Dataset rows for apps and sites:
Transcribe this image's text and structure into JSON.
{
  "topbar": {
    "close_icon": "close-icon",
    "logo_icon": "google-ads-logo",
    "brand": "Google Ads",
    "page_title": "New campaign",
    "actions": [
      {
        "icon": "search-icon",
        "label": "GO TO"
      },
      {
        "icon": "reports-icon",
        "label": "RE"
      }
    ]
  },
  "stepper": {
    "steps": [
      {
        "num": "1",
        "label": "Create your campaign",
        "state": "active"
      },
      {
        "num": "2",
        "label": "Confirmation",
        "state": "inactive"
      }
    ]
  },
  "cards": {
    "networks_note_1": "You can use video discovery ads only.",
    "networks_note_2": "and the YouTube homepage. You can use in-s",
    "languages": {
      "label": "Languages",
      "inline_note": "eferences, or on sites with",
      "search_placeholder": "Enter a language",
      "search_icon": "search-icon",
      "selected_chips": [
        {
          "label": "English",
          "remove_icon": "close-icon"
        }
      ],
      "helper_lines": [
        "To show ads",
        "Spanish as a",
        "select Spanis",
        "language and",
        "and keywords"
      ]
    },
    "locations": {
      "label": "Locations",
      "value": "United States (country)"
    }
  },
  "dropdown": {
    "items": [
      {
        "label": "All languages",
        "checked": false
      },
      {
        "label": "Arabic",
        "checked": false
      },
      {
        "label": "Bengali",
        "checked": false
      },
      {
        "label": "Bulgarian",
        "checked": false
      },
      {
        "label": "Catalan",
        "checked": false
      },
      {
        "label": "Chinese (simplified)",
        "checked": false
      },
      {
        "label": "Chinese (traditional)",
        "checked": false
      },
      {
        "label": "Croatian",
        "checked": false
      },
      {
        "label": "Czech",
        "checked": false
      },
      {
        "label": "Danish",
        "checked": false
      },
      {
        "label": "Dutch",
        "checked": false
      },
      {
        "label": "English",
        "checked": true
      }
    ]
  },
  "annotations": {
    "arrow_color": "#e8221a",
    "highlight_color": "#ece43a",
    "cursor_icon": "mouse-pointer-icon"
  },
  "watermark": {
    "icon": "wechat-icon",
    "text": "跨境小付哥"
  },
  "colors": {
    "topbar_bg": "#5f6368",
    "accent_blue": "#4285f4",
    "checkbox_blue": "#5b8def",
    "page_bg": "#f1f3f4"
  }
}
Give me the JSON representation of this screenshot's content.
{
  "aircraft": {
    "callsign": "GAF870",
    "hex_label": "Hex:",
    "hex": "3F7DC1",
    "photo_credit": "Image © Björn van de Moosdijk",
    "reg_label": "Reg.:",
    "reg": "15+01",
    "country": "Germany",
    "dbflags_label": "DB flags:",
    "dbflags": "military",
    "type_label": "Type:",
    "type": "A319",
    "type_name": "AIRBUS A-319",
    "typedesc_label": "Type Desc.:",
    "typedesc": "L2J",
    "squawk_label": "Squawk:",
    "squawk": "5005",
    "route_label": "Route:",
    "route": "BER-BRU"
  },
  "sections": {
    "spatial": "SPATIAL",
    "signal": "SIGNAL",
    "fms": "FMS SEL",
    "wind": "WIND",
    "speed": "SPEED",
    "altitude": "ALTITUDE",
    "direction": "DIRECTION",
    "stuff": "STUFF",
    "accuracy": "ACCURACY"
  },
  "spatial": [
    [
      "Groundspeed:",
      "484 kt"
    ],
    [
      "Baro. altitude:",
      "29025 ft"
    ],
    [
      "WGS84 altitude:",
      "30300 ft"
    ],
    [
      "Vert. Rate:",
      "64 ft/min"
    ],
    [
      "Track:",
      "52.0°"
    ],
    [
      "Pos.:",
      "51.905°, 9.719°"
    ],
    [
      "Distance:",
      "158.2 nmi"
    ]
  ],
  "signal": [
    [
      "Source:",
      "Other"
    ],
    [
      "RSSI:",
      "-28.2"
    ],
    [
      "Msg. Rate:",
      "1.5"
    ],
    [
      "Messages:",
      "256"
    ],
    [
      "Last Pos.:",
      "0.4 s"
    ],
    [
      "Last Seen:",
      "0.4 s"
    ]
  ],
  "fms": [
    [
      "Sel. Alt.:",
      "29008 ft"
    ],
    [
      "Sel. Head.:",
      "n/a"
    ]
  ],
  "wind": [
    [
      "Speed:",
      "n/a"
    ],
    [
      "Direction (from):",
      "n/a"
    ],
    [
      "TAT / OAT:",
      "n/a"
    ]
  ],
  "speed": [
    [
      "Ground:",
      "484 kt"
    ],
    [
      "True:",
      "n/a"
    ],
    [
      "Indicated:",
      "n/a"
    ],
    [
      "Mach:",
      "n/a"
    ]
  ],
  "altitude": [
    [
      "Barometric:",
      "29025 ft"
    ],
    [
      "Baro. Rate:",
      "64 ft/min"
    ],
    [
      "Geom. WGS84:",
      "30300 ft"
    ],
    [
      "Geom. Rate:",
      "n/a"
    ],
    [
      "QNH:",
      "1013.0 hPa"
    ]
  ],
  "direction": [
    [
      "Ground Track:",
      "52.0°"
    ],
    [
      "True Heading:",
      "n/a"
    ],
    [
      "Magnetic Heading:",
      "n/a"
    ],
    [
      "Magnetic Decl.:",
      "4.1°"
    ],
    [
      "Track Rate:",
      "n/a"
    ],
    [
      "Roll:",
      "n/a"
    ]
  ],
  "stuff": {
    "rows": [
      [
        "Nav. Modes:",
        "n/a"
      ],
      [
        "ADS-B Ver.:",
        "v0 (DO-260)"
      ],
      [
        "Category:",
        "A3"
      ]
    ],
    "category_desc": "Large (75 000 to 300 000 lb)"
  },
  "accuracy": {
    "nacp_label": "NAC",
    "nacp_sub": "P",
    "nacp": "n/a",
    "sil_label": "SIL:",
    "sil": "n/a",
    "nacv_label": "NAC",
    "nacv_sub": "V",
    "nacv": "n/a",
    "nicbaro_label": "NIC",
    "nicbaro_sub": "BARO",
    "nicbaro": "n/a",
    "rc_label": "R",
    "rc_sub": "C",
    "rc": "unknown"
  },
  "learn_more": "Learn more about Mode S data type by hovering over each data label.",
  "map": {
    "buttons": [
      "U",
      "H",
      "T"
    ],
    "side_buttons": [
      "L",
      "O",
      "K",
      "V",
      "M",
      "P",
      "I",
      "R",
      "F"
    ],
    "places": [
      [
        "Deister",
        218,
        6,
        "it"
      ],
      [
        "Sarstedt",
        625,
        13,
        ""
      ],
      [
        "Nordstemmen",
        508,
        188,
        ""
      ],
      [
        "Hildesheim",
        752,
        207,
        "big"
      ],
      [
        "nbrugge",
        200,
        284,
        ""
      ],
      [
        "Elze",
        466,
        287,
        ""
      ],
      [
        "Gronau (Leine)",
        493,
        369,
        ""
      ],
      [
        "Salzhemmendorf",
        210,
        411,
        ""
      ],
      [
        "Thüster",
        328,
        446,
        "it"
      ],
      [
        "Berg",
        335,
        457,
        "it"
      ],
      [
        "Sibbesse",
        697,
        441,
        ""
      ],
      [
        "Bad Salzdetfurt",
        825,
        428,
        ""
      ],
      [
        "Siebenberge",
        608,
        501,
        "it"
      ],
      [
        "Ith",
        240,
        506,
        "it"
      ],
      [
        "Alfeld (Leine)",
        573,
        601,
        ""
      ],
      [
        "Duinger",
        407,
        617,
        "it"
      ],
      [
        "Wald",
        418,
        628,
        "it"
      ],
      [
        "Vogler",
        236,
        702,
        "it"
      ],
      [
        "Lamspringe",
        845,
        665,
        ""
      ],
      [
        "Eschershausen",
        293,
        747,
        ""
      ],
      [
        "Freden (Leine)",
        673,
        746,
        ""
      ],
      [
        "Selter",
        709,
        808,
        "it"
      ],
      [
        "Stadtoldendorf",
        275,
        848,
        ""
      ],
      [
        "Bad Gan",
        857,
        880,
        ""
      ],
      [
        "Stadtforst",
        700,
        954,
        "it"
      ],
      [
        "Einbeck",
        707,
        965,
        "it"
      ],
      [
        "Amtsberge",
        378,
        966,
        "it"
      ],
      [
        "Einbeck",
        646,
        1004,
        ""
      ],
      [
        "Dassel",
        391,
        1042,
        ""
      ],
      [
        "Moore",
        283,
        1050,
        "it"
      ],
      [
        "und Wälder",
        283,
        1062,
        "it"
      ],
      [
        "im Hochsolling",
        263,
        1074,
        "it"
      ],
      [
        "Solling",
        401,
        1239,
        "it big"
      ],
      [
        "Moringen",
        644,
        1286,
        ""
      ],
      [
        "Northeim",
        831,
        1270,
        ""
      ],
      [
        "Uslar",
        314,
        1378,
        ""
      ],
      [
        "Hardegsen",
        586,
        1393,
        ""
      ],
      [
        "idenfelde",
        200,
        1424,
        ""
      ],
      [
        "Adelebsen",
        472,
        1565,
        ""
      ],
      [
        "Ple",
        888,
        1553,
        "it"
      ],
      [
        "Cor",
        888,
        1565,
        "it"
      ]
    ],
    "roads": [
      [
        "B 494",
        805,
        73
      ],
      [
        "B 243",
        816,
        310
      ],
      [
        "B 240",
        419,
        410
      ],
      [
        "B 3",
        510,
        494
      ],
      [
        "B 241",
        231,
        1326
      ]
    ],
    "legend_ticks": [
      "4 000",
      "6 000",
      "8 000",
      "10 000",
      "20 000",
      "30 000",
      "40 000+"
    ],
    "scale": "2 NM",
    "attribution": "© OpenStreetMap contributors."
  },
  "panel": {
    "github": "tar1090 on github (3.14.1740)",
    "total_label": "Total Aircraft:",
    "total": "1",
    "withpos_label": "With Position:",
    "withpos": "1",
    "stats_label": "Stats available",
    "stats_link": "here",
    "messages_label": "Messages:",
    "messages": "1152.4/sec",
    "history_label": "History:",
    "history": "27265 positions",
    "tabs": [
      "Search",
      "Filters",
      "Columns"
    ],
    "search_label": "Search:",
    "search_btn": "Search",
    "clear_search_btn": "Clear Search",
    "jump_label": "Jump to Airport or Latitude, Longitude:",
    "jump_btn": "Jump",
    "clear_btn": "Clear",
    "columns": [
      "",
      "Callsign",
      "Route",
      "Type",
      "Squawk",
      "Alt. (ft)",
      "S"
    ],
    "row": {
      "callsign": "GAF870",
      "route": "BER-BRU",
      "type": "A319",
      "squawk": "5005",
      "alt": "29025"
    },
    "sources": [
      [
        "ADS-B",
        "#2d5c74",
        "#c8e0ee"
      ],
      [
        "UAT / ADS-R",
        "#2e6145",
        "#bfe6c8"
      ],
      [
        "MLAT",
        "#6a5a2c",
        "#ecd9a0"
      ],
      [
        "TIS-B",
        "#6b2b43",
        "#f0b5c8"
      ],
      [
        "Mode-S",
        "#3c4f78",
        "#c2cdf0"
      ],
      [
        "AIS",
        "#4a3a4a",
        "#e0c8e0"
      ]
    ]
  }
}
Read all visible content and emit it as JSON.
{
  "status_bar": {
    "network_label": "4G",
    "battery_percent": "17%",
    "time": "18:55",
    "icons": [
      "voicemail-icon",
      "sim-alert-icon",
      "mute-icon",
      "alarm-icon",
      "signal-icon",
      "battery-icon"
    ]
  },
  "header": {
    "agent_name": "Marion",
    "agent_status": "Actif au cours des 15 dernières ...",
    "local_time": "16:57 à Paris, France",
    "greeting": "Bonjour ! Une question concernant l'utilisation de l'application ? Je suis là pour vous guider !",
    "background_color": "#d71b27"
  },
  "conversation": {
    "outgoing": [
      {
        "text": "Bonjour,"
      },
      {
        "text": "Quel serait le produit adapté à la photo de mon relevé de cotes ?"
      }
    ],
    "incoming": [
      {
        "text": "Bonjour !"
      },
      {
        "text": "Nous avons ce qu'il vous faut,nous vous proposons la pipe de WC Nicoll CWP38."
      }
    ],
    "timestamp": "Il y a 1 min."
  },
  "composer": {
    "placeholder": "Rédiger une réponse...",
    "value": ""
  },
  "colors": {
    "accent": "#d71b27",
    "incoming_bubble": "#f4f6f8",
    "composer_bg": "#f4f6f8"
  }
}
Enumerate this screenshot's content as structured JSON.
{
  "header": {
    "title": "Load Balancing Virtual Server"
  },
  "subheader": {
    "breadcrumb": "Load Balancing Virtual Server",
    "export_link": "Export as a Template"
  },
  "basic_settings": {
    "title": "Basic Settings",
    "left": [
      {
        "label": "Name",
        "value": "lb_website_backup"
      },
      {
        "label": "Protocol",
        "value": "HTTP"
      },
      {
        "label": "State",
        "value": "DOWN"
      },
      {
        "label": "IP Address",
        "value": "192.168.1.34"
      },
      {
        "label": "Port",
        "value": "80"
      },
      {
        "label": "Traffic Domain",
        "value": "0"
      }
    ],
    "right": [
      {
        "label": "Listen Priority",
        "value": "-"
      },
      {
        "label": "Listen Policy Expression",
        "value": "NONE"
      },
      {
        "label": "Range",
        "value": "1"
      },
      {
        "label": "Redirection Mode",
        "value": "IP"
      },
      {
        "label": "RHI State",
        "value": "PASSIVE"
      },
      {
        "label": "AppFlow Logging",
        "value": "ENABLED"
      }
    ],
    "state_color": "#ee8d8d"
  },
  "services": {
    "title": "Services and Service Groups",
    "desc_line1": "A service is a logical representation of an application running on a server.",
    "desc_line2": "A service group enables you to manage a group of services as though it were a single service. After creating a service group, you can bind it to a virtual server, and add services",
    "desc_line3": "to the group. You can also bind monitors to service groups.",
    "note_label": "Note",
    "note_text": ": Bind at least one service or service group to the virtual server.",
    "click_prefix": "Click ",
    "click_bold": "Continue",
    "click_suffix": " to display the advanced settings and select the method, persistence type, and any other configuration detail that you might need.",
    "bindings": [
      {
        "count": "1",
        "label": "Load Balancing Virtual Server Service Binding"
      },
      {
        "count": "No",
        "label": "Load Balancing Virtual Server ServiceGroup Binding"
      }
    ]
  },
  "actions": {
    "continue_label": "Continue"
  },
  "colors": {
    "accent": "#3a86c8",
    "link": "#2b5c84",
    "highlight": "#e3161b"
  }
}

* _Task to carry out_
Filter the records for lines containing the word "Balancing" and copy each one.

* _Response for this exercise_
    "title": "Load Balancing Virtual Server"
    "breadcrumb": "Load Balancing Virtual Server",
        "label": "Load Balancing Virtual Server Service Binding"
        "label": "Load Balancing Virtual Server ServiceGroup Binding"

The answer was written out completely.